p. 179-82 has an excellent account of the drift of the Resolute.
p.182, on abandoning the Intrepid: McClintock had grown to be very fond of the “dear old Intrepid,” and was glad to return to her, though only for a short time. Obliged to obey orders, both Kellett and McClintock were determined to leave their ships in all respects efficient and ready for re-occupation. The men were allowed to take 30 lb. weight of their effects each, and the officers 45 lb. McClintock had to leave behind an extensive library, his fine collection of natural history, his dried Arctic flora collected for him by Mr. Ibbets the engineer, and his important collection of fossils.
p. 226, on finding Franklin’s abandoned boats: The boat contained a good deal of clothing, some provisions, small articles of various kinds, five watches, twenty-six pieces of silver plate, and five small books. Among them there was a “Manual of Private Devotion” given by Sir George Back to Graham Gore, the first lieutenant of the Erebus. It was restored to Sir George, who kept it on his drawing-room table under a glass case to the day of his death. There were two double-barrelled guns, one barrel in each loaded and cocked, standing upright against the boat’s side.
p.239-40: Almost immediately after his return, it became incumbent on McClintock to prepare his narrative for publication. He had always kept a careful journal, so that the arrangement of the work was not very laborious, and he had the advantage of help from his old friend, Sherard Osborn, who saw it through the press. The result was the publication, in 1860, by Mr. Murray of “A Narrative of the Discovery of the Fate of Sir John Franklin and his Companions,” dedicated to Lady Franklin, with a preface by Sir Roderick Murchison. In this preface tardy justice is done to Dr. King in a footnote.
McClintock’s work had a large and immediate sale, and went through seven editions. It is the best and most interesting of all Arctic books, because no other author ever had such a tale to tell. It is worthy of its subject—a story modestly and simply told, but with clearness and conciseness, and yet with such unconscious force and pathos that the reader becomes enthralled by the living interest of the narrative. It has dramatic unity, its several episodes all leading up to the culminating point of interest. Unconscious of his own power, McClintock unintentionally impresses the reader with his supreme ability and consummate leadership. The geographical value and importance of his Arctic labours is shown by the great extent and character of his discoveries. He was a close observer and a diligent collector.
p. 263-64: In February 1861, McClintock was appointed to the Doris, a 32-gun frigate in the Mediterranean, in succession to Captain Heathcote. He passed a pleasant week at Malta, waiting for the arrival of the Doris. On April 9 he drove with an old messmate and his wife to the Phoenician ruins of Hagiar Chem, near the village of Casal Crendi.

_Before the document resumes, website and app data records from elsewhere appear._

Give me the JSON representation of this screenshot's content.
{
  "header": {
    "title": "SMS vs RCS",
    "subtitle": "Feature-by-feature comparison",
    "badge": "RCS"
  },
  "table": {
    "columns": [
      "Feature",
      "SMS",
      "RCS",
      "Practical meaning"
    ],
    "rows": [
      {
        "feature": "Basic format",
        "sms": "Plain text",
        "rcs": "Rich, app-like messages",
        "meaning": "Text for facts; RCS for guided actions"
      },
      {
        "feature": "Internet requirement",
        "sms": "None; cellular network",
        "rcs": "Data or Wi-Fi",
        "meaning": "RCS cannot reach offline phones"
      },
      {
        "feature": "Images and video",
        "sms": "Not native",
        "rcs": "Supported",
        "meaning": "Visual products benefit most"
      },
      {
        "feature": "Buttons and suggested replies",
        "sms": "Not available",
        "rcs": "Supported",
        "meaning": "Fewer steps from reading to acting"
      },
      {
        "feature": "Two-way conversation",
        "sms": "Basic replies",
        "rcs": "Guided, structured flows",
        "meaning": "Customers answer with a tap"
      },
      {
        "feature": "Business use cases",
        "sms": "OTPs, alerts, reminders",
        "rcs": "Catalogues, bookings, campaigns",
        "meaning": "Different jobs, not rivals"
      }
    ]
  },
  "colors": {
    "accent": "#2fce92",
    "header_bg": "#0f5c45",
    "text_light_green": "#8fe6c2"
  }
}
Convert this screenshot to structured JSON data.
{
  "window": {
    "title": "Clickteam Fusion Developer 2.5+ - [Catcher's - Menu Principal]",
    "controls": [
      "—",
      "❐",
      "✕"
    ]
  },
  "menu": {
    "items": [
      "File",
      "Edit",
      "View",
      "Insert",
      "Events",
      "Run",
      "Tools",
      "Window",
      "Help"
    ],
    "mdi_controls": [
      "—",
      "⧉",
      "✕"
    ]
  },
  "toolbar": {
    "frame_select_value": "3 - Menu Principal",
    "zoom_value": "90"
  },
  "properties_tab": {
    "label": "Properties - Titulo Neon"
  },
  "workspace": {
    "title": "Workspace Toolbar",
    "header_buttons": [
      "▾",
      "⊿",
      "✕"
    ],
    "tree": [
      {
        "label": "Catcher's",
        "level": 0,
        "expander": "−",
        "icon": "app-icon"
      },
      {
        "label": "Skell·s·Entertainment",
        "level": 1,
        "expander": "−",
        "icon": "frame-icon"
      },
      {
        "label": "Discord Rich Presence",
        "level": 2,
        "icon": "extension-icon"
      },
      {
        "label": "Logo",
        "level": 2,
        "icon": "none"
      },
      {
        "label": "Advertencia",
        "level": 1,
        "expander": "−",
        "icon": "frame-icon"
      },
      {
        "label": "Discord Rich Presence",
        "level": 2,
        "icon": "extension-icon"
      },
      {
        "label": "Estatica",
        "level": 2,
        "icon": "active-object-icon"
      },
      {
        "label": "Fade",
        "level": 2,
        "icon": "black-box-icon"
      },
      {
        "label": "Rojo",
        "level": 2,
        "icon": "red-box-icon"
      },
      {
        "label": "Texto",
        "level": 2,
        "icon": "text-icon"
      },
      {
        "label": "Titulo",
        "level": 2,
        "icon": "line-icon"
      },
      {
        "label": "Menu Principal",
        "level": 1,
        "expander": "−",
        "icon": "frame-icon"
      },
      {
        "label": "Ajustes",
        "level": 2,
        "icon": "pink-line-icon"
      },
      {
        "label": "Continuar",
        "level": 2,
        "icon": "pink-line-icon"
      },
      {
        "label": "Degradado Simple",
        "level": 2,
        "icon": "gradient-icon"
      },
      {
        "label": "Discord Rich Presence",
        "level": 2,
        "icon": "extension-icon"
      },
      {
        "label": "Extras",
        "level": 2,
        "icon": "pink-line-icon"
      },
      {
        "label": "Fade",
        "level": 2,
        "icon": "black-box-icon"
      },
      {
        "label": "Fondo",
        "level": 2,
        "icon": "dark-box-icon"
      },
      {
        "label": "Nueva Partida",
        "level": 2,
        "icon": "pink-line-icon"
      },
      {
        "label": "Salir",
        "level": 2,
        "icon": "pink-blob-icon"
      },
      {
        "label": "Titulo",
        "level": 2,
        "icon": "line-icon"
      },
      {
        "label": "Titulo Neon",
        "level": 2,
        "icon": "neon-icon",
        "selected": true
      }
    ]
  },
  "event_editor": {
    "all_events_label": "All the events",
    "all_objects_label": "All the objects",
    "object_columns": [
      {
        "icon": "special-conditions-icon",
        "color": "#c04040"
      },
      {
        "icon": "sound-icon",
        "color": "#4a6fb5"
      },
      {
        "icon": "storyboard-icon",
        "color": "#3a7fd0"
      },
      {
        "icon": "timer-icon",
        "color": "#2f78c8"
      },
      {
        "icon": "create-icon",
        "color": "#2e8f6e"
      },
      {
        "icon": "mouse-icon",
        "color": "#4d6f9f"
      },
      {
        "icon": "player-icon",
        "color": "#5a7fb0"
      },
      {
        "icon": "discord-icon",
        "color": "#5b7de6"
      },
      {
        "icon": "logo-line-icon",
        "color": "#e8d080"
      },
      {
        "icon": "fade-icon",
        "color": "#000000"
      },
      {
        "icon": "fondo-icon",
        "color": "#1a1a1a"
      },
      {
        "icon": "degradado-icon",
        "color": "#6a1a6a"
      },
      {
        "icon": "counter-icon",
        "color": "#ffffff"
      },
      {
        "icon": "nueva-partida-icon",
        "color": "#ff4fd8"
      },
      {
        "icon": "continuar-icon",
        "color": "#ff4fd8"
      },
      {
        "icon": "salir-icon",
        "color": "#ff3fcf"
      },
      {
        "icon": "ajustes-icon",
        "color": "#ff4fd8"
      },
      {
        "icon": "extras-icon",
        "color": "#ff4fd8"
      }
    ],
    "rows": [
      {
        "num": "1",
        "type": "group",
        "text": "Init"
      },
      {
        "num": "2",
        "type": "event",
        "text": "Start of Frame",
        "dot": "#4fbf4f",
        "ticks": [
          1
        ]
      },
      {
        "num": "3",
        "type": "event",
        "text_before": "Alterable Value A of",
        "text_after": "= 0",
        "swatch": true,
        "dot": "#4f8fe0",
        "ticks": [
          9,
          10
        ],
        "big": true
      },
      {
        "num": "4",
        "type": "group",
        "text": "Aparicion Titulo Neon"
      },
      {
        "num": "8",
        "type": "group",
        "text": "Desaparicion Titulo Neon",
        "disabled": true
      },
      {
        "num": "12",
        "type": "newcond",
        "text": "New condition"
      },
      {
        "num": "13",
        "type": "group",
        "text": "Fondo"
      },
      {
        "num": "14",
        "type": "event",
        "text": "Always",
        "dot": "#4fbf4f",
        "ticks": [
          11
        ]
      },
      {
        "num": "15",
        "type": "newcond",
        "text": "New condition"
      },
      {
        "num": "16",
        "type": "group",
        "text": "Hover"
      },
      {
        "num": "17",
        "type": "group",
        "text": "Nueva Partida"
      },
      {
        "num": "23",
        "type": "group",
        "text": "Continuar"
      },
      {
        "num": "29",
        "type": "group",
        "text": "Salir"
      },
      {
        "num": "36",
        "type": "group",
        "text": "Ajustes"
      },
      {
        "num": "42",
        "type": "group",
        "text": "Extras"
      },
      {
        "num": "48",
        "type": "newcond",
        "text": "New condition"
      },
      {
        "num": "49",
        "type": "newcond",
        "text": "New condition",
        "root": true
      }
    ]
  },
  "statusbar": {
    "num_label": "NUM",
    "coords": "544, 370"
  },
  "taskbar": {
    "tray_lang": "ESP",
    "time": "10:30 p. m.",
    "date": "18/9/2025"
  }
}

He took a great interest in these rather mysterious remains, and afterwards went with his friends to the Library at Valetta to see the carved stones and kabiri, which had been found among the ruins.